What do you do when you’ve reached the summit of your profession? You keep going.
As communities around the world celebrated International Women’s Day this year, Ania Ulrich, P.Eng., PhD, had an extra reason to hold her head high: Women’s Initiative Edmonton was presenting the 2019 Women’s Leadership Award—and her name was on it.
Few people embody the diverse nature of engineering research as much as the 2019 recipient of the Centennial Leadership Summit Award does. The association presented APEGA's most prestigious honour to Nigel Shrive, P.Eng., PhD, on April 25 in Calgary, celebrating a distinguished career that includes research of skeletal and cardiovascular systems—and masonry.
News from Alberta, Canada, and the world as it relates to our members and anyone else interested in our professions.
Read about how Faruq Vishram, P.Eng., is empowering developing communities in Central Asia and East Africa.
The Queen Elizabeth II Planetarium sat neglected for decades. Resembling a flying saucer (on purpose), the structure was designed by Canadian architectural icon Douglas Cardinal. It was built to commemorate the 1959 visit of Queen Elizabeth II and Prince Philip. It's grand re-opening is slated for sometime in 2020.
In February 2019, scientists from the Institute of Geophysics in Paris (IPGP) were stunned when they discovered a brand-new mountain about 800 metres high in the Indian Ocean.
The Transportation Association of Canada has published recommendations to reduce the impact of roads on birds in their habitats and as they migrate.
Norway is working on a technically ambitious solution to making time through its rugged coastal landscape, a place where roadways bump up against majestic glaciers, fjords, and mountains.
#theWatch on Twitter
More Member Content
Check what benefits you can take advantage of as an APEGA member
The Discipline File
See the latest hearings and decisions made by APEGA's Investigation and Enforcement teams.

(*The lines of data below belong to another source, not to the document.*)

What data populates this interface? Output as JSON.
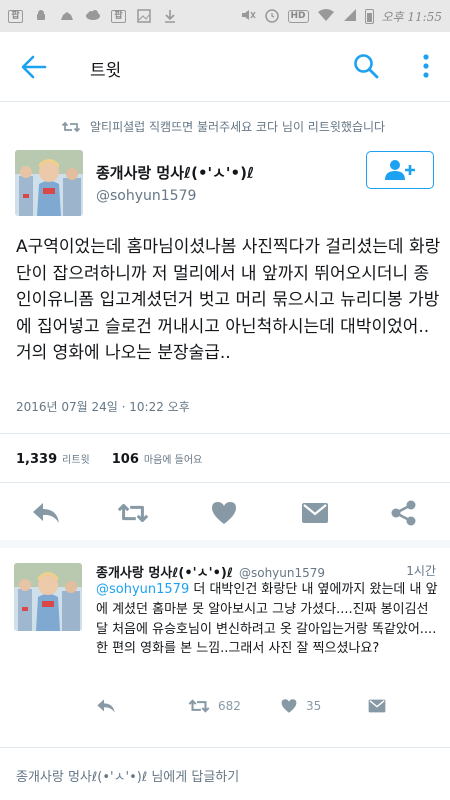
{
  "status_bar": {
    "time": "오후 11:55",
    "hd": "HD",
    "notif_glyph_1": "팝",
    "notif_glyph_2": "팝",
    "icons": [
      "android-icon",
      "weather-icon",
      "cloud-icon",
      "app-icon",
      "image-icon",
      "download-icon",
      "mute-icon",
      "alarm-icon",
      "wifi-icon",
      "signal-icon",
      "battery-icon"
    ]
  },
  "app_bar": {
    "title": "트윗",
    "icons": [
      "back-arrow-icon",
      "search-icon",
      "more-icon"
    ]
  },
  "retweet_context": {
    "text": "알티피셜럽 직캠뜨면 불러주세요 코다 님이 리트윗했습니다"
  },
  "tweet": {
    "author_name": "종개사랑 멍사ℓ(•'ㅅ'•)ℓ",
    "author_handle": "@sohyun1579",
    "text": "A구역이었는데 홈마님이셨나봄 사진찍다가 걸리셨는데 화랑단이 잡으려하니까 저 멀리에서 내 앞까지 뛰어오시더니 종인이유니폼 입고계셨던거 벗고 머리 묶으시고 뉴리디봉 가방에 집어넣고 슬로건 꺼내시고 아닌척하시는데 대박이었어..거의 영화에 나오는 분장술급..",
    "timestamp": "2016년 07월 24일 · 10:22 오후",
    "retweet_count": "1,339",
    "retweet_label": "리트윗",
    "like_count": "106",
    "like_label": "마음에 들어요"
  },
  "reply": {
    "author_name": "종개사랑 멍사ℓ(•'ㅅ'•)ℓ",
    "author_handle": "@sohyun1579",
    "time_ago": "1시간",
    "mention": "@sohyun1579",
    "text": " 더 대박인건 화랑단 내 옆에까지 왔는데 내 앞에 계셨던 홈마분 못 알아보시고 그냥 가셨다....진짜 봉이김선달 처음에 유승호님이 변신하려고 옷 갈아입는거랑 똑같았어....한 편의 영화를 본 느낌..그래서 사진 잘 찍으셨나요?",
    "retweet_count": "682",
    "like_count": "35"
  },
  "reply_bar": {
    "prompt": "종개사랑 멍사ℓ(•'ㅅ'•)ℓ 님에게 답글하기"
  },
  "colors": {
    "accent": "#1da1f2",
    "text": "#14171a",
    "secondary": "#657786",
    "icon": "#8899a6"
  }
}
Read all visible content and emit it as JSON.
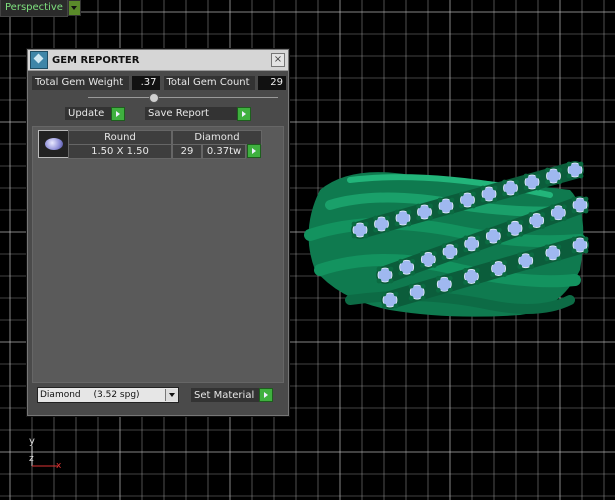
{
  "viewport": {
    "label": "Perspective",
    "axis": {
      "y": "y",
      "z": "z",
      "x": "x"
    },
    "colors": {
      "grid": "#bdbdbd",
      "ring": "#0f8a5a",
      "gems": "#9fb8f0",
      "prongs": "#0b6b42"
    }
  },
  "panel": {
    "title": "GEM REPORTER",
    "close_icon": "close-icon",
    "total_gem_weight_label": "Total Gem Weight",
    "total_gem_weight_value": ".37",
    "total_gem_count_label": "Total Gem Count",
    "total_gem_count_value": "29",
    "update_label": "Update",
    "save_report_label": "Save Report",
    "table": {
      "headers": {
        "shape": "Round",
        "material": "Diamond"
      },
      "row": {
        "size": "1.50 X 1.50",
        "count": "29",
        "weight": "0.37tw"
      }
    },
    "material_select": {
      "name": "Diamond",
      "spg": "(3.52 spg)"
    },
    "set_material_label": "Set Material"
  }
}
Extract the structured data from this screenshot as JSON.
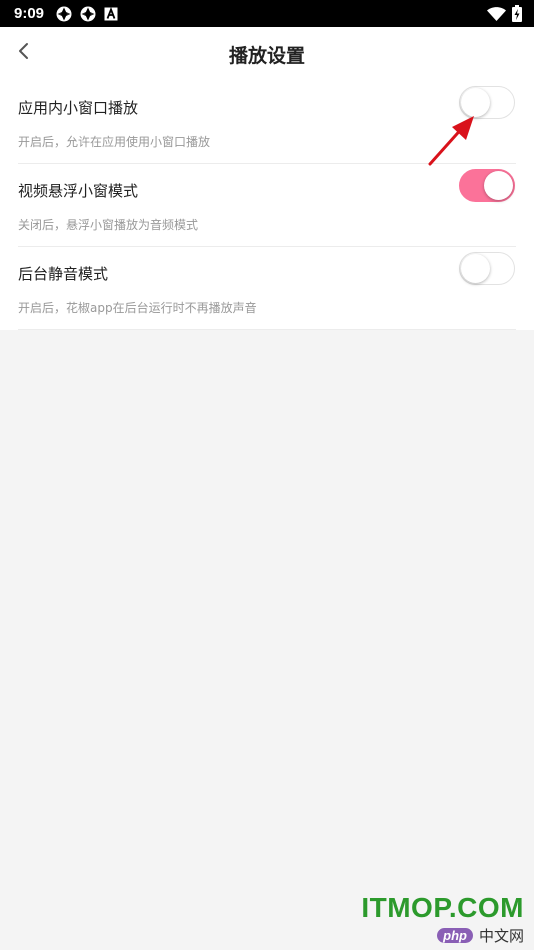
{
  "status_bar": {
    "time": "9:09",
    "icons_left": [
      "aperture-icon",
      "aperture-icon",
      "text-a-icon"
    ],
    "icons_right": [
      "wifi-icon",
      "battery-charging-icon"
    ]
  },
  "header": {
    "back_icon": "chevron-left-icon",
    "title": "播放设置"
  },
  "settings": [
    {
      "title": "应用内小窗口播放",
      "description": "开启后，允许在应用使用小窗口播放",
      "enabled": false
    },
    {
      "title": "视频悬浮小窗模式",
      "description": "关闭后，悬浮小窗播放为音频模式",
      "enabled": true
    },
    {
      "title": "后台静音模式",
      "description": "开启后，花椒app在后台运行时不再播放声音",
      "enabled": false
    }
  ],
  "annotation": {
    "type": "red-arrow",
    "target": "settings.0 toggle"
  },
  "watermark": {
    "main": "ITMOP.COM",
    "badge": "php",
    "sub": "中文网"
  },
  "colors": {
    "accent": "#fb7299",
    "background": "#f4f4f4",
    "status_bar": "#000000",
    "annotation": "#d9121b"
  }
}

Be an inspiration as a mentor.
Discover your potential as a mentee.
Take charge of your career and apply to the APEGA Mentoring Program today.